◆ Exercise instructions
Pick out each line in these entries that contains the string "screenshot".

◆ Entries shown
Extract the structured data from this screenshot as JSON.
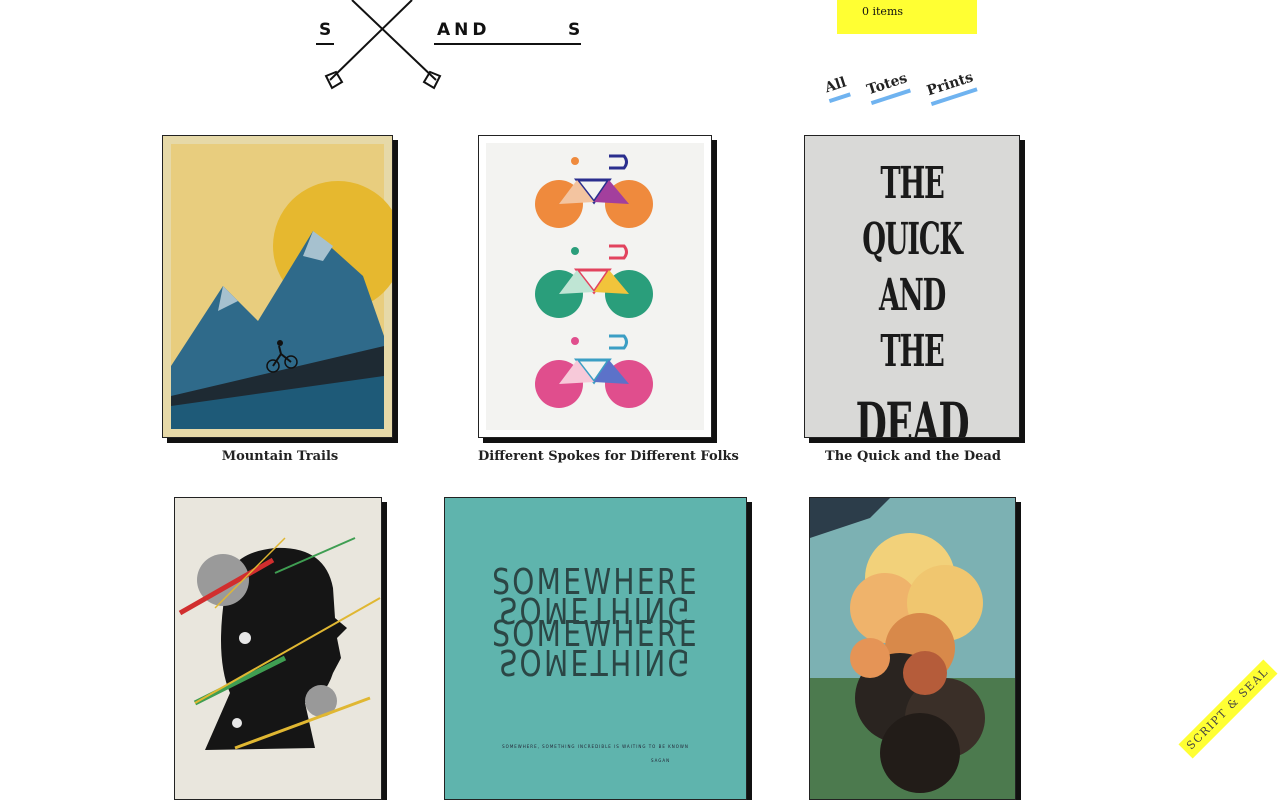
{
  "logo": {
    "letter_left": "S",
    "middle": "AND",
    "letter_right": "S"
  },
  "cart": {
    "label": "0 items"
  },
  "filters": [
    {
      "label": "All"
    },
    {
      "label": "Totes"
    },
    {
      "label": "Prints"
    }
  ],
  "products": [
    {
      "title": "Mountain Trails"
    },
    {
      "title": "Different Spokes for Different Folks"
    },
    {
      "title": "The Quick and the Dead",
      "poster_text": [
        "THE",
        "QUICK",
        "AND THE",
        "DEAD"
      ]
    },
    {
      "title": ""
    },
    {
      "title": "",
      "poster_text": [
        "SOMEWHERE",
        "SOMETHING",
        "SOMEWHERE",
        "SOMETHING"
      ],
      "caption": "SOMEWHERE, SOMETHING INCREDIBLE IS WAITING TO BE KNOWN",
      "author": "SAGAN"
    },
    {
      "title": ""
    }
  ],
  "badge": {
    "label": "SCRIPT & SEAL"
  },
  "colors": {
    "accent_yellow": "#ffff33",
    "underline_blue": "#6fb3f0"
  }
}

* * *

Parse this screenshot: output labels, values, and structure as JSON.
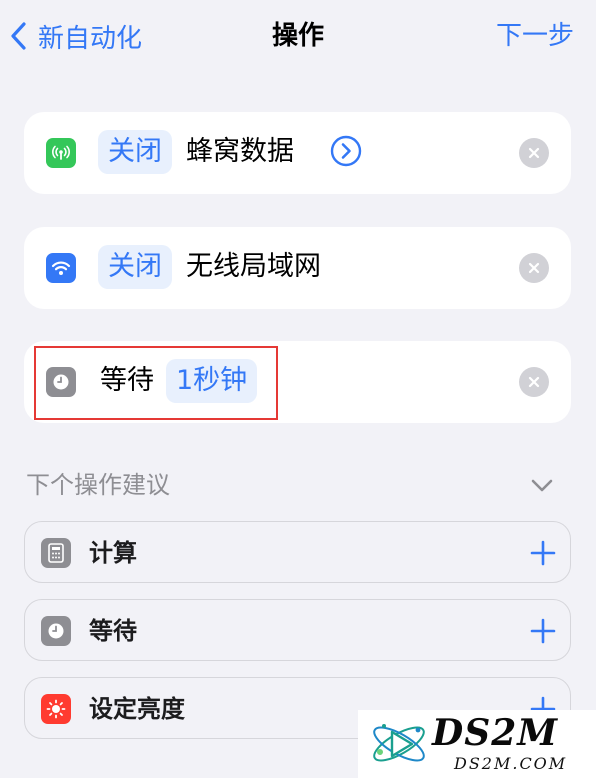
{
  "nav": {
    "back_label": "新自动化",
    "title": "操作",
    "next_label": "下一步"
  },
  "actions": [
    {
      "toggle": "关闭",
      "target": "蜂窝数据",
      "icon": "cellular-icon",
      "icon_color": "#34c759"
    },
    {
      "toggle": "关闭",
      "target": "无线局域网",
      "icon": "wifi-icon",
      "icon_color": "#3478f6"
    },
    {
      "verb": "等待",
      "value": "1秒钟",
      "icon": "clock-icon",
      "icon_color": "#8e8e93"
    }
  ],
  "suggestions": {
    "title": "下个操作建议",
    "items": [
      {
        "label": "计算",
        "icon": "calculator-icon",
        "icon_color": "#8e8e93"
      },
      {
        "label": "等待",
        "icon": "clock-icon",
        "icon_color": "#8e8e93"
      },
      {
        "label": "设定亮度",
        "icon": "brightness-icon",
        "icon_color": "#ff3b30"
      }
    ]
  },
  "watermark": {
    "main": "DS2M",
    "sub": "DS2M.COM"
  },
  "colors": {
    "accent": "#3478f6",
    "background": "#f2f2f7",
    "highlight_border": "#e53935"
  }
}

◆ Answer box
Extract the structured data from this screenshot as JSON.
Parse this screenshot: output labels, values, and structure as JSON.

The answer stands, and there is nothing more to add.